Here are just a few of the benefits:

  • Brings us happiness and other positive emotions
  • Reduces depression
  • Strengthens the immune system
  • Encourages us to get more exercise
  • Helps us sleep better, especially if we ‘count our blessings’ before we sleep
  • Makes us more resilient
  • Assists recovery from traumatic events
  • Releases endorphins, serotonin
  • Positively impacts our relationships
  • Encourages altruism
  • Blocks toxic and negative emotions
  • Increases feeling of self worth
  • Helps us to celebrate the present

All this brings us back to now. How do we practice gratitude in COVID-19 times?

Personally speaking I can acknowledge that COVID has given me many a sleepless night and a few things to worry about but it has also given me so much to be grateful for - apart from those things I have listed above, it has given me so much unexpected time. Time with my children, time to focus on my Coaching skills and business, time to stop and reflect, time to re-assess and time to breathe. Time to exercise more, and time for long walks with friends. The entire Life Coaching study that I was trying to complete alone online in Germany from Australia, was suddenly converted to real-time, online classes. This was a complete game changer for me. It resulted in me meeting some incredible people and receiving some phenomenal coaching, giving me a renewed laser focus. I have also made some fabulous new friends. I have so much to be grateful for.

Lastly, there are many ways that we can elaborate on a simple ‘thank you’.

Here are a few suggestions:

I appreciate what you did.
Thank you for thinking of me.
Thank you for your time today.
I value and respect your opinion.
I am so thankful for what you did.
I wanted to take the time to thank you.
I really appreciate your help. Thank you.
Your kind words warmed my heart.
I just want to say thanks for helping me with my project.
It was so nice to hear from you. Thank you for reaching out.
Thanks a lot for your help – I couldn’t have done it without you!

Thank you for reading my Blog to the end!

Sources

Why Gratitude is Good.

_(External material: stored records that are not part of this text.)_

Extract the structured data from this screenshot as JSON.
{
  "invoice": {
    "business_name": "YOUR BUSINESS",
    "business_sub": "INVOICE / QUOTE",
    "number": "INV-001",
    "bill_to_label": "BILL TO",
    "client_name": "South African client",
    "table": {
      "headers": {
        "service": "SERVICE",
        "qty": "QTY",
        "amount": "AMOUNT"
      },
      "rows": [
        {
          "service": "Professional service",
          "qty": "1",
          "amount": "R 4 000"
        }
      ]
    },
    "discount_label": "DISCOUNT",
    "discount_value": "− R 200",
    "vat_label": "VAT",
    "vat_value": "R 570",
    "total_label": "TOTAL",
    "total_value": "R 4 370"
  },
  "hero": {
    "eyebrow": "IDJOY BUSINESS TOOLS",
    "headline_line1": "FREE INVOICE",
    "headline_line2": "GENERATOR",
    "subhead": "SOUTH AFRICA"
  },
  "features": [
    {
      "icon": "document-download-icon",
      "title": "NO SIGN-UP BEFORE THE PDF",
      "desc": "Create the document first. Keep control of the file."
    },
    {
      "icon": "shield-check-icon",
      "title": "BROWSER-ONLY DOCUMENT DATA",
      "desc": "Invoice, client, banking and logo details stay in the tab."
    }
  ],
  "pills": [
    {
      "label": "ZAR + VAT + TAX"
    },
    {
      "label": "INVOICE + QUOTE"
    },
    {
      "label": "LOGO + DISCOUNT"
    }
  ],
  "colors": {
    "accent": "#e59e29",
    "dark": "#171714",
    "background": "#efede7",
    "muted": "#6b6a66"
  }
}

An essay by Robert Emmons.
Pay It Forward. An Essay by Robert Emmons.
Learnings from The Life Coaching College, Melbourne.